Problem to work on: Every entry below should be written out exactly, and no image should appear.

Start of Task data

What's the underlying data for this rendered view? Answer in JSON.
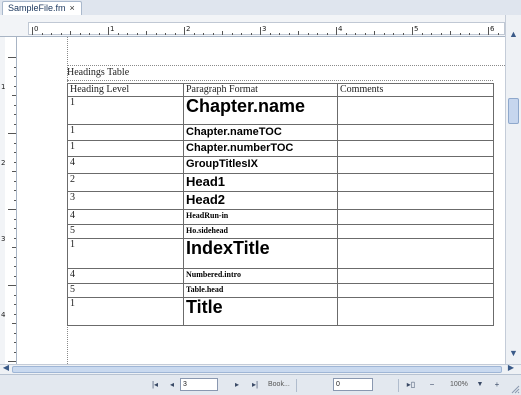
{
  "tab": {
    "filename": "SampleFile.fm",
    "close": "×"
  },
  "ruler": {
    "horizontal_numbers": [
      "0",
      "1",
      "2",
      "3",
      "4",
      "5",
      "6"
    ],
    "vertical_numbers": [
      "1",
      "2",
      "3",
      "4"
    ]
  },
  "document": {
    "table_title": "Headings Table",
    "columns": [
      "Heading Level",
      "Paragraph Format",
      "Comments"
    ],
    "rows": [
      {
        "level": "1",
        "format": "Chapter.name",
        "comments": ""
      },
      {
        "level": "1",
        "format": "Chapter.nameTOC",
        "comments": ""
      },
      {
        "level": "1",
        "format": "Chapter.numberTOC",
        "comments": ""
      },
      {
        "level": "4",
        "format": "GroupTitlesIX",
        "comments": ""
      },
      {
        "level": "2",
        "format": "Head1",
        "comments": ""
      },
      {
        "level": "3",
        "format": "Head2",
        "comments": ""
      },
      {
        "level": "4",
        "format": "HeadRun-in",
        "comments": ""
      },
      {
        "level": "5",
        "format": "Ho.sidehead",
        "comments": ""
      },
      {
        "level": "1",
        "format": "IndexTitle",
        "comments": ""
      },
      {
        "level": "4",
        "format": "Numbered.intro",
        "comments": ""
      },
      {
        "level": "5",
        "format": "Table.head",
        "comments": ""
      },
      {
        "level": "1",
        "format": "Title",
        "comments": ""
      }
    ]
  },
  "statusbar": {
    "page_field": "3",
    "book_label": "Book...",
    "second_field": "0",
    "zoom": "100%",
    "zoom_minus": "−",
    "zoom_plus": "+"
  }
}
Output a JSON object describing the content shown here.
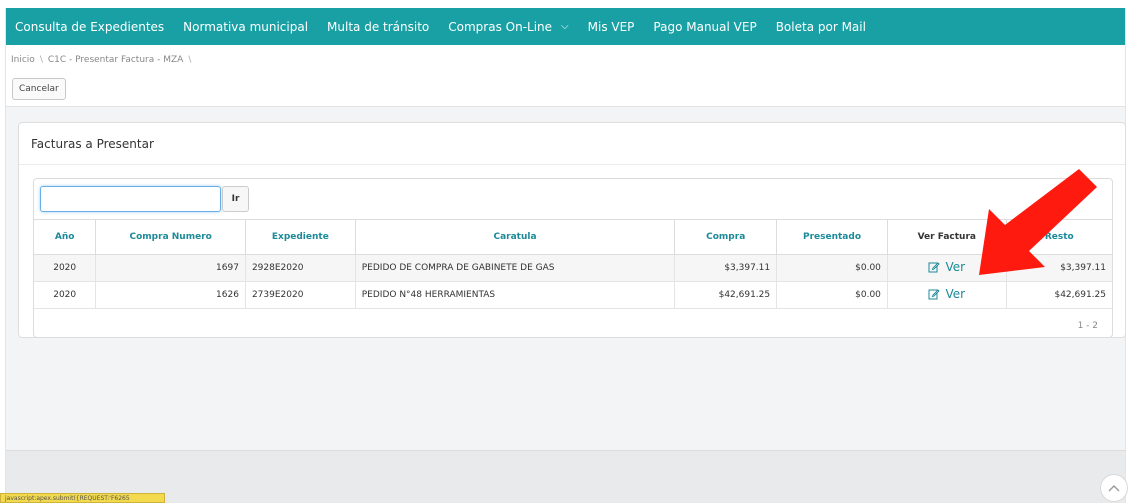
{
  "nav": {
    "items": [
      {
        "label": "Consulta de Expedientes",
        "has_caret": false
      },
      {
        "label": "Normativa municipal",
        "has_caret": false
      },
      {
        "label": "Multa de tránsito",
        "has_caret": false
      },
      {
        "label": "Compras On-Line",
        "has_caret": true
      },
      {
        "label": "Mis VEP",
        "has_caret": false
      },
      {
        "label": "Pago Manual VEP",
        "has_caret": false
      },
      {
        "label": "Boleta por Mail",
        "has_caret": false
      }
    ],
    "accent_color": "#19a0a4"
  },
  "breadcrumb": {
    "home": "Inicio",
    "current": "C1C - Presentar Factura - MZA",
    "separator": "\\"
  },
  "actions": {
    "cancel_label": "Cancelar"
  },
  "card": {
    "title": "Facturas a Presentar"
  },
  "search": {
    "value": "",
    "go_label": "Ir"
  },
  "table": {
    "columns": [
      "Año",
      "Compra Numero",
      "Expediente",
      "Caratula",
      "Compra",
      "Presentado",
      "Ver Factura",
      "Resto"
    ],
    "rows": [
      {
        "anio": "2020",
        "compra_numero": "1697",
        "expediente": "2928E2020",
        "caratula": "PEDIDO DE COMPRA DE GABINETE DE GAS",
        "compra": "$3,397.11",
        "presentado": "$0.00",
        "ver": "Ver",
        "resto": "$3,397.11"
      },
      {
        "anio": "2020",
        "compra_numero": "1626",
        "expediente": "2739E2020",
        "caratula": "PEDIDO N°48 HERRAMIENTAS",
        "compra": "$42,691.25",
        "presentado": "$0.00",
        "ver": "Ver",
        "resto": "$42,691.25"
      }
    ],
    "pagination": "1 - 2"
  },
  "annotation": {
    "arrow_color": "#ff0000"
  },
  "status_bar": {
    "url": "javascript:apex.submit({REQUEST:'F6265"
  }
}
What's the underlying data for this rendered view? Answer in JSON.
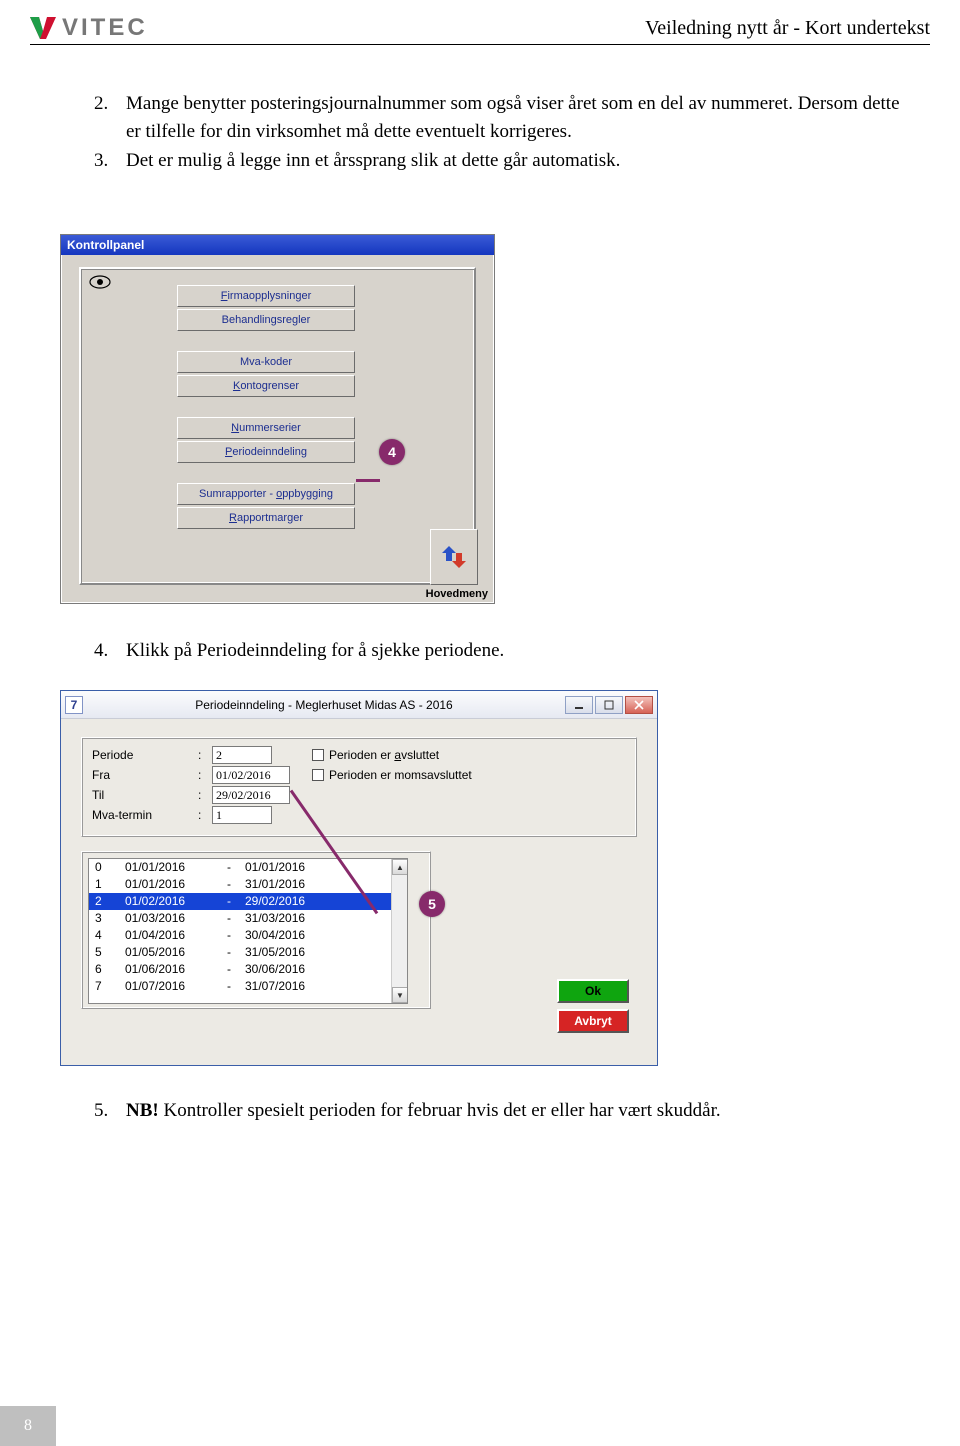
{
  "header": {
    "logo_text": "VITEC",
    "doc_title": "Veiledning nytt år - Kort undertekst"
  },
  "intro": {
    "items": [
      {
        "num": "2.",
        "text": "Mange benytter posteringsjournalnummer som også viser året som en del av nummeret. Dersom dette er tilfelle for din virksomhet må dette eventuelt korrigeres."
      },
      {
        "num": "3.",
        "text": "Det er mulig å legge inn et årssprang slik at dette går automatisk."
      }
    ]
  },
  "kp": {
    "title": "Kontrollpanel",
    "buttons": {
      "firma": "irmaopplysninger",
      "firma_u": "F",
      "beh": "Behandlingsregler",
      "mva": "Mva-koder",
      "konto_u": "K",
      "konto": "ontogrenser",
      "num_u": "N",
      "num": "ummerserier",
      "periode_u": "P",
      "periode": "eriodeinndeling",
      "sum_a": "Sumrapporter - ",
      "sum_u": "o",
      "sum_b": "ppbygging",
      "rapp_u": "R",
      "rapp": "apportmarger"
    },
    "hovedmeny": "Hovedmeny",
    "callout": "4"
  },
  "mid": {
    "num": "4.",
    "text": "Klikk på Periodeinndeling for å sjekke periodene."
  },
  "pi": {
    "icon": "7",
    "title": "Periodeinndeling - Meglerhuset Midas AS - 2016",
    "labels": {
      "periode": "Periode",
      "fra": "Fra",
      "til": "Til",
      "mva": "Mva-termin"
    },
    "values": {
      "periode": "2",
      "fra": "01/02/2016",
      "til": "29/02/2016",
      "mva": "1"
    },
    "checks": {
      "avsluttet_u": "a",
      "avsluttet": "Perioden er ",
      "avsluttet_b": "vsluttet",
      "moms": "Perioden er momsavsluttet"
    },
    "rows": [
      {
        "idx": "0",
        "from": "01/01/2016",
        "to": "01/01/2016"
      },
      {
        "idx": "1",
        "from": "01/01/2016",
        "to": "31/01/2016"
      },
      {
        "idx": "2",
        "from": "01/02/2016",
        "to": "29/02/2016",
        "sel": true
      },
      {
        "idx": "3",
        "from": "01/03/2016",
        "to": "31/03/2016"
      },
      {
        "idx": "4",
        "from": "01/04/2016",
        "to": "30/04/2016"
      },
      {
        "idx": "5",
        "from": "01/05/2016",
        "to": "31/05/2016"
      },
      {
        "idx": "6",
        "from": "01/06/2016",
        "to": "30/06/2016"
      },
      {
        "idx": "7",
        "from": "01/07/2016",
        "to": "31/07/2016"
      }
    ],
    "ok": "Ok",
    "cancel": "Avbryt",
    "callout": "5"
  },
  "bottom": {
    "num": "5.",
    "nb": "NB!",
    "text": " Kontroller spesielt perioden for februar hvis det er eller har vært skuddår."
  },
  "page_num": "8"
}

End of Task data

Reply:
What's the underlying data for this rendered view? Answer in JSON.
{
  "tab": {
    "filename": "SampleFile.fm",
    "close": "×"
  },
  "ruler": {
    "horizontal_numbers": [
      "0",
      "1",
      "2",
      "3",
      "4",
      "5",
      "6"
    ],
    "vertical_numbers": [
      "1",
      "2",
      "3",
      "4"
    ]
  },
  "document": {
    "table_title": "Headings Table",
    "columns": [
      "Heading Level",
      "Paragraph Format",
      "Comments"
    ],
    "rows": [
      {
        "level": "1",
        "format": "Chapter.name",
        "comments": ""
      },
      {
        "level": "1",
        "format": "Chapter.nameTOC",
        "comments": ""
      },
      {
        "level": "1",
        "format": "Chapter.numberTOC",
        "comments": ""
      },
      {
        "level": "4",
        "format": "GroupTitlesIX",
        "comments": ""
      },
      {
        "level": "2",
        "format": "Head1",
        "comments": ""
      },
      {
        "level": "3",
        "format": "Head2",
        "comments": ""
      },
      {
        "level": "4",
        "format": "HeadRun-in",
        "comments": ""
      },
      {
        "level": "5",
        "format": "Ho.sidehead",
        "comments": ""
      },
      {
        "level": "1",
        "format": "IndexTitle",
        "comments": ""
      },
      {
        "level": "4",
        "format": "Numbered.intro",
        "comments": ""
      },
      {
        "level": "5",
        "format": "Table.head",
        "comments": ""
      },
      {
        "level": "1",
        "format": "Title",
        "comments": ""
      }
    ]
  },
  "statusbar": {
    "page_field": "3",
    "book_label": "Book...",
    "second_field": "0",
    "zoom": "100%",
    "zoom_minus": "−",
    "zoom_plus": "+"
  }
}
Output a JSON object describing the content shown here.
{
  "nav": {
    "items": [
      {
        "label": "Consulta de Expedientes",
        "has_caret": false
      },
      {
        "label": "Normativa municipal",
        "has_caret": false
      },
      {
        "label": "Multa de tránsito",
        "has_caret": false
      },
      {
        "label": "Compras On-Line",
        "has_caret": true
      },
      {
        "label": "Mis VEP",
        "has_caret": false
      },
      {
        "label": "Pago Manual VEP",
        "has_caret": false
      },
      {
        "label": "Boleta por Mail",
        "has_caret": false
      }
    ],
    "accent_color": "#19a0a4"
  },
  "breadcrumb": {
    "home": "Inicio",
    "current": "C1C - Presentar Factura - MZA",
    "separator": "\\"
  },
  "actions": {
    "cancel_label": "Cancelar"
  },
  "card": {
    "title": "Facturas a Presentar"
  },
  "search": {
    "value": "",
    "go_label": "Ir"
  },
  "table": {
    "columns": [
      "Año",
      "Compra Numero",
      "Expediente",
      "Caratula",
      "Compra",
      "Presentado",
      "Ver Factura",
      "Resto"
    ],
    "rows": [
      {
        "anio": "2020",
        "compra_numero": "1697",
        "expediente": "2928E2020",
        "caratula": "PEDIDO DE COMPRA DE GABINETE DE GAS",
        "compra": "$3,397.11",
        "presentado": "$0.00",
        "ver": "Ver",
        "resto": "$3,397.11"
      },
      {
        "anio": "2020",
        "compra_numero": "1626",
        "expediente": "2739E2020",
        "caratula": "PEDIDO N°48 HERRAMIENTAS",
        "compra": "$42,691.25",
        "presentado": "$0.00",
        "ver": "Ver",
        "resto": "$42,691.25"
      }
    ],
    "pagination": "1 - 2"
  },
  "annotation": {
    "arrow_color": "#ff0000"
  },
  "status_bar": {
    "url": "javascript:apex.submit({REQUEST:'F6265"
  }
}
What's the underlying data for this rendered view? Answer in JSON.
{
  "header": {
    "logo_text": "VITEC",
    "doc_title": "Veiledning nytt år - Kort undertekst"
  },
  "intro": {
    "items": [
      {
        "num": "2.",
        "text": "Mange benytter posteringsjournalnummer som også viser året som en del av nummeret. Dersom dette er tilfelle for din virksomhet må dette eventuelt korrigeres."
      },
      {
        "num": "3.",
        "text": "Det er mulig å legge inn et årssprang slik at dette går automatisk."
      }
    ]
  },
  "kp": {
    "title": "Kontrollpanel",
    "buttons": {
      "firma": "irmaopplysninger",
      "firma_u": "F",
      "beh": "Behandlingsregler",
      "mva": "Mva-koder",
      "konto_u": "K",
      "konto": "ontogrenser",
      "num_u": "N",
      "num": "ummerserier",
      "periode_u": "P",
      "periode": "eriodeinndeling",
      "sum_a": "Sumrapporter - ",
      "sum_u": "o",
      "sum_b": "ppbygging",
      "rapp_u": "R",
      "rapp": "apportmarger"
    },
    "hovedmeny": "Hovedmeny",
    "callout": "4"
  },
  "mid": {
    "num": "4.",
    "text": "Klikk på Periodeinndeling for å sjekke periodene."
  },
  "pi": {
    "icon": "7",
    "title": "Periodeinndeling - Meglerhuset Midas AS - 2016",
    "labels": {
      "periode": "Periode",
      "fra": "Fra",
      "til": "Til",
      "mva": "Mva-termin"
    },
    "values": {
      "periode": "2",
      "fra": "01/02/2016",
      "til": "29/02/2016",
      "mva": "1"
    },
    "checks": {
      "avsluttet_u": "a",
      "avsluttet": "Perioden er ",
      "avsluttet_b": "vsluttet",
      "moms": "Perioden er momsavsluttet"
    },
    "rows": [
      {
        "idx": "0",
        "from": "01/01/2016",
        "to": "01/01/2016"
      },
      {
        "idx": "1",
        "from": "01/01/2016",
        "to": "31/01/2016"
      },
      {
        "idx": "2",
        "from": "01/02/2016",
        "to": "29/02/2016",
        "sel": true
      },
      {
        "idx": "3",
        "from": "01/03/2016",
        "to": "31/03/2016"
      },
      {
        "idx": "4",
        "from": "01/04/2016",
        "to": "30/04/2016"
      },
      {
        "idx": "5",
        "from": "01/05/2016",
        "to": "31/05/2016"
      },
      {
        "idx": "6",
        "from": "01/06/2016",
        "to": "30/06/2016"
      },
      {
        "idx": "7",
        "from": "01/07/2016",
        "to": "31/07/2016"
      }
    ],
    "ok": "Ok",
    "cancel": "Avbryt",
    "callout": "5"
  },
  "bottom": {
    "num": "5.",
    "nb": "NB!",
    "text": " Kontroller spesielt perioden for februar hvis det er eller har vært skuddår."
  },
  "page_num": "8"
}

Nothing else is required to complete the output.